**What the task requires**
Print, exactly and completely, every entry in the data.

[[ Given data, beginning ]]

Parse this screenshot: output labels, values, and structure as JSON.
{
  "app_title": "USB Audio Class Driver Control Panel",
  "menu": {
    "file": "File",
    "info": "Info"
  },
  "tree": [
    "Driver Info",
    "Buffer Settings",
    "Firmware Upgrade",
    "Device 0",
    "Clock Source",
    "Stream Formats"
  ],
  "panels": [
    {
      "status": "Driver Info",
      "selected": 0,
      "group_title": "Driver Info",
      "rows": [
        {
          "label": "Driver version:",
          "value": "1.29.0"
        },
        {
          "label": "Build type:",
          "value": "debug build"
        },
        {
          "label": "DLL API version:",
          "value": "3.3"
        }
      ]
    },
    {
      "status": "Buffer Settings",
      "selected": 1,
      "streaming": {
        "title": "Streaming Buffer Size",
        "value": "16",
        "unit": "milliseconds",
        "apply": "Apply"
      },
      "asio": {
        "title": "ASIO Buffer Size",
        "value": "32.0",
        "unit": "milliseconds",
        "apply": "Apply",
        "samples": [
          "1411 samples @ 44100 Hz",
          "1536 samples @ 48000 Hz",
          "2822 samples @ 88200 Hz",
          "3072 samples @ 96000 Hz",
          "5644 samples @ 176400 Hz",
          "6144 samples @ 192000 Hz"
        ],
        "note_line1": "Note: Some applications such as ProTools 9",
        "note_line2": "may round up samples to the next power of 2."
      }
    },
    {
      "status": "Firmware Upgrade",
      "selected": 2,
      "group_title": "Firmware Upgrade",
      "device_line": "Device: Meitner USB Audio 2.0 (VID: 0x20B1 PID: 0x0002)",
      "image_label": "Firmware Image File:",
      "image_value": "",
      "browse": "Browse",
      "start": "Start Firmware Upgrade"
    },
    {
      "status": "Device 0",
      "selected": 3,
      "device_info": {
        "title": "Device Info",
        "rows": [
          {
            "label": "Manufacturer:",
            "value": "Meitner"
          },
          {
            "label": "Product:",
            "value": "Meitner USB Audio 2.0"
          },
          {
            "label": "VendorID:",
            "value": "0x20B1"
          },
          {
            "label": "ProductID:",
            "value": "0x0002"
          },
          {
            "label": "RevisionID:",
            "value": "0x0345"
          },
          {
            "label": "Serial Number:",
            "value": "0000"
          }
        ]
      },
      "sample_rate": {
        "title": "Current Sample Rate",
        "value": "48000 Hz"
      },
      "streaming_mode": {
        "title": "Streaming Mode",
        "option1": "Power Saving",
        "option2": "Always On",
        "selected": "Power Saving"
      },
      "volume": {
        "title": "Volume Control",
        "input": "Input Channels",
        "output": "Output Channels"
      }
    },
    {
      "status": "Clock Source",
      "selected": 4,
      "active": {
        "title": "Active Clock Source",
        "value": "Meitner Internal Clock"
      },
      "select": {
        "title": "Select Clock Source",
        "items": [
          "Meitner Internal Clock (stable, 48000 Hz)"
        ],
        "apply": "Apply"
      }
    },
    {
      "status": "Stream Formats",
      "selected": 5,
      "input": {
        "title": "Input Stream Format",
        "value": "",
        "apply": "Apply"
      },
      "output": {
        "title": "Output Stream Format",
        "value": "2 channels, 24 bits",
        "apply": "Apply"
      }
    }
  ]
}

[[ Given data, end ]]

**Response box**
Parse this screenshot: output labels, values, and structure as JSON.
{
  "app_title": "USB Audio Class Driver Control Panel",
  "menu": {
    "file": "File",
    "info": "Info"
  },
  "tree": [
    "Driver Info",
    "Buffer Settings",
    "Firmware Upgrade",
    "Device 0",
    "Clock Source",
    "Stream Formats"
  ],
  "panels": [
    {
      "status": "Driver Info",
      "selected": 0,
      "group_title": "Driver Info",
      "rows": [
        {
          "label": "Driver version:",
          "value": "1.29.0"
        },
        {
          "label": "Build type:",
          "value": "debug build"
        },
        {
          "label": "DLL API version:",
          "value": "3.3"
        }
      ]
    },
    {
      "status": "Buffer Settings",
      "selected": 1,
      "streaming": {
        "title": "Streaming Buffer Size",
        "value": "16",
        "unit": "milliseconds",
        "apply": "Apply"
      },
      "asio": {
        "title": "ASIO Buffer Size",
        "value": "32.0",
        "unit": "milliseconds",
        "apply": "Apply",
        "samples": [
          "1411 samples @ 44100 Hz",
          "1536 samples @ 48000 Hz",
          "2822 samples @ 88200 Hz",
          "3072 samples @ 96000 Hz",
          "5644 samples @ 176400 Hz",
          "6144 samples @ 192000 Hz"
        ],
        "note_line1": "Note: Some applications such as ProTools 9",
        "note_line2": "may round up samples to the next power of 2."
      }
    },
    {
      "status": "Firmware Upgrade",
      "selected": 2,
      "group_title": "Firmware Upgrade",
      "device_line": "Device: Meitner USB Audio 2.0 (VID: 0x20B1 PID: 0x0002)",
      "image_label": "Firmware Image File:",
      "image_value": "",
      "browse": "Browse",
      "start": "Start Firmware Upgrade"
    },
    {
      "status": "Device 0",
      "selected": 3,
      "device_info": {
        "title": "Device Info",
        "rows": [
          {
            "label": "Manufacturer:",
            "value": "Meitner"
          },
          {
            "label": "Product:",
            "value": "Meitner USB Audio 2.0"
          },
          {
            "label": "VendorID:",
            "value": "0x20B1"
          },
          {
            "label": "ProductID:",
            "value": "0x0002"
          },
          {
            "label": "RevisionID:",
            "value": "0x0345"
          },
          {
            "label": "Serial Number:",
            "value": "0000"
          }
        ]
      },
      "sample_rate": {
        "title": "Current Sample Rate",
        "value": "48000 Hz"
      },
      "streaming_mode": {
        "title": "Streaming Mode",
        "option1": "Power Saving",
        "option2": "Always On",
        "selected": "Power Saving"
      },
      "volume": {
        "title": "Volume Control",
        "input": "Input Channels",
        "output": "Output Channels"
      }
    },
    {
      "status": "Clock Source",
      "selected": 4,
      "active": {
        "title": "Active Clock Source",
        "value": "Meitner Internal Clock"
      },
      "select": {
        "title": "Select Clock Source",
        "items": [
          "Meitner Internal Clock (stable, 48000 Hz)"
        ],
        "apply": "Apply"
      }
    },
    {
      "status": "Stream Formats",
      "selected": 5,
      "input": {
        "title": "Input Stream Format",
        "value": "",
        "apply": "Apply"
      },
      "output": {
        "title": "Output Stream Format",
        "value": "2 channels, 24 bits",
        "apply": "Apply"
      }
    }
  ]
}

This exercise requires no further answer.